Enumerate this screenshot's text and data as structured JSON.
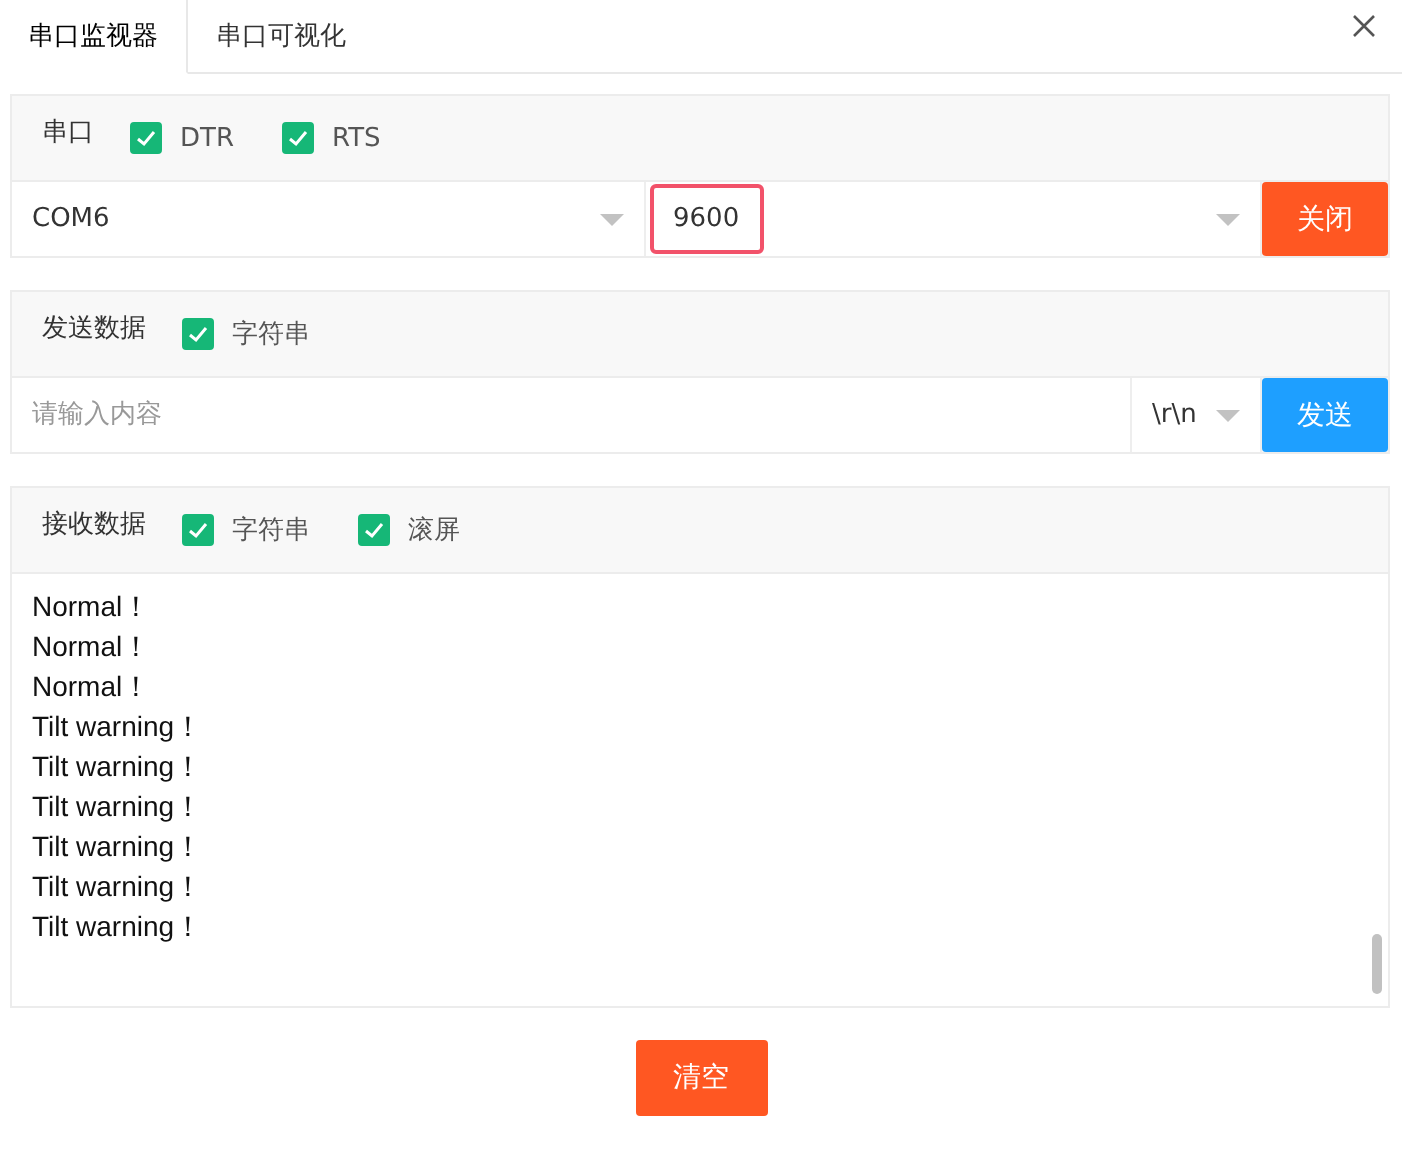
{
  "tabs": [
    {
      "label": "串口监视器",
      "selected": true
    },
    {
      "label": "串口可视化",
      "selected": false
    }
  ],
  "port": {
    "title": "串口",
    "options": [
      {
        "label": "DTR",
        "checked": true
      },
      {
        "label": "RTS",
        "checked": true
      }
    ],
    "port_select": "COM6",
    "baud_select": "9600",
    "baud_highlighted": true,
    "button": "关闭"
  },
  "send": {
    "title": "发送数据",
    "options": [
      {
        "label": "字符串",
        "checked": true
      }
    ],
    "placeholder": "请输入内容",
    "line_ending": "\\r\\n",
    "button": "发送"
  },
  "receive": {
    "title": "接收数据",
    "options": [
      {
        "label": "字符串",
        "checked": true
      },
      {
        "label": "滚屏",
        "checked": true
      }
    ],
    "lines": [
      "Normal！",
      "Normal！",
      "Normal！",
      "Tilt warning！",
      "Tilt warning！",
      "Tilt warning！",
      "Tilt warning！",
      "Tilt warning！",
      "Tilt warning！"
    ]
  },
  "clear_button": "清空"
}
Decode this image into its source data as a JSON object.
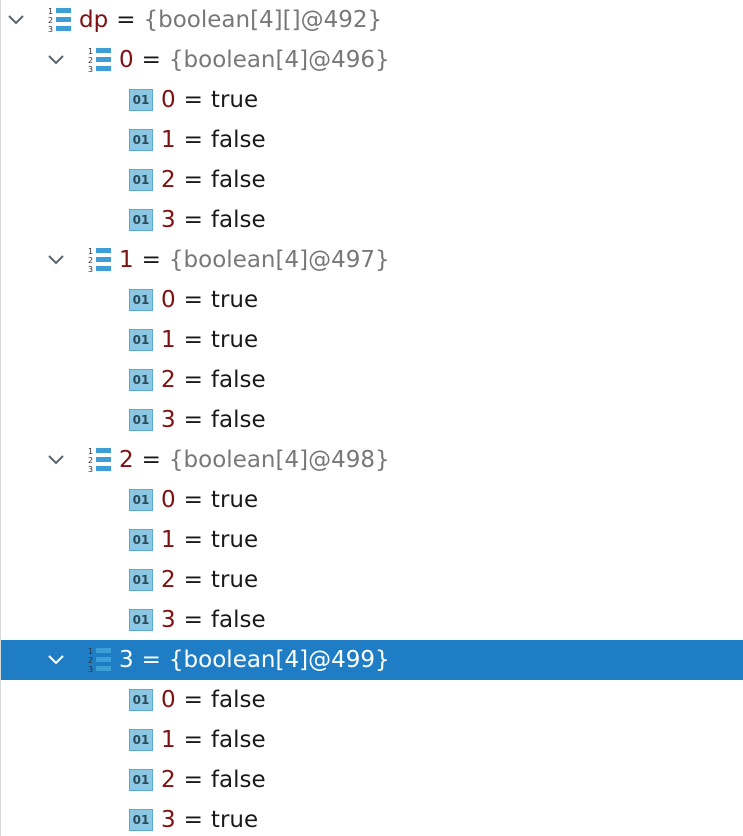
{
  "colors": {
    "selected_background": "#1e7dc4",
    "name_color": "#7d1010",
    "object_value_color": "#787878",
    "icon_fill": "#8cc7e3"
  },
  "root": {
    "name": "dp",
    "eq": "=",
    "value": "{boolean[4][]@492}",
    "icon": "array-icon",
    "expanded": true
  },
  "groups": [
    {
      "name": "0",
      "eq": "=",
      "value": "{boolean[4]@496}",
      "icon": "array-icon",
      "expanded": true,
      "selected": false,
      "items": [
        {
          "index": "0",
          "eq": "=",
          "value": "true",
          "icon_text": "01"
        },
        {
          "index": "1",
          "eq": "=",
          "value": "false",
          "icon_text": "01"
        },
        {
          "index": "2",
          "eq": "=",
          "value": "false",
          "icon_text": "01"
        },
        {
          "index": "3",
          "eq": "=",
          "value": "false",
          "icon_text": "01"
        }
      ]
    },
    {
      "name": "1",
      "eq": "=",
      "value": "{boolean[4]@497}",
      "icon": "array-icon",
      "expanded": true,
      "selected": false,
      "items": [
        {
          "index": "0",
          "eq": "=",
          "value": "true",
          "icon_text": "01"
        },
        {
          "index": "1",
          "eq": "=",
          "value": "true",
          "icon_text": "01"
        },
        {
          "index": "2",
          "eq": "=",
          "value": "false",
          "icon_text": "01"
        },
        {
          "index": "3",
          "eq": "=",
          "value": "false",
          "icon_text": "01"
        }
      ]
    },
    {
      "name": "2",
      "eq": "=",
      "value": "{boolean[4]@498}",
      "icon": "array-icon",
      "expanded": true,
      "selected": false,
      "items": [
        {
          "index": "0",
          "eq": "=",
          "value": "true",
          "icon_text": "01"
        },
        {
          "index": "1",
          "eq": "=",
          "value": "true",
          "icon_text": "01"
        },
        {
          "index": "2",
          "eq": "=",
          "value": "true",
          "icon_text": "01"
        },
        {
          "index": "3",
          "eq": "=",
          "value": "false",
          "icon_text": "01"
        }
      ]
    },
    {
      "name": "3",
      "eq": "=",
      "value": "{boolean[4]@499}",
      "icon": "array-icon",
      "expanded": true,
      "selected": true,
      "items": [
        {
          "index": "0",
          "eq": "=",
          "value": "false",
          "icon_text": "01"
        },
        {
          "index": "1",
          "eq": "=",
          "value": "false",
          "icon_text": "01"
        },
        {
          "index": "2",
          "eq": "=",
          "value": "false",
          "icon_text": "01"
        },
        {
          "index": "3",
          "eq": "=",
          "value": "true",
          "icon_text": "01"
        }
      ]
    }
  ]
}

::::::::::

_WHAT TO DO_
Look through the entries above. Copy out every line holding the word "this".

_PROBLEM SOLUTION_
Enumerate this screenshot's text and data as structured JSON.
Decode this image into its source data as a JSON object.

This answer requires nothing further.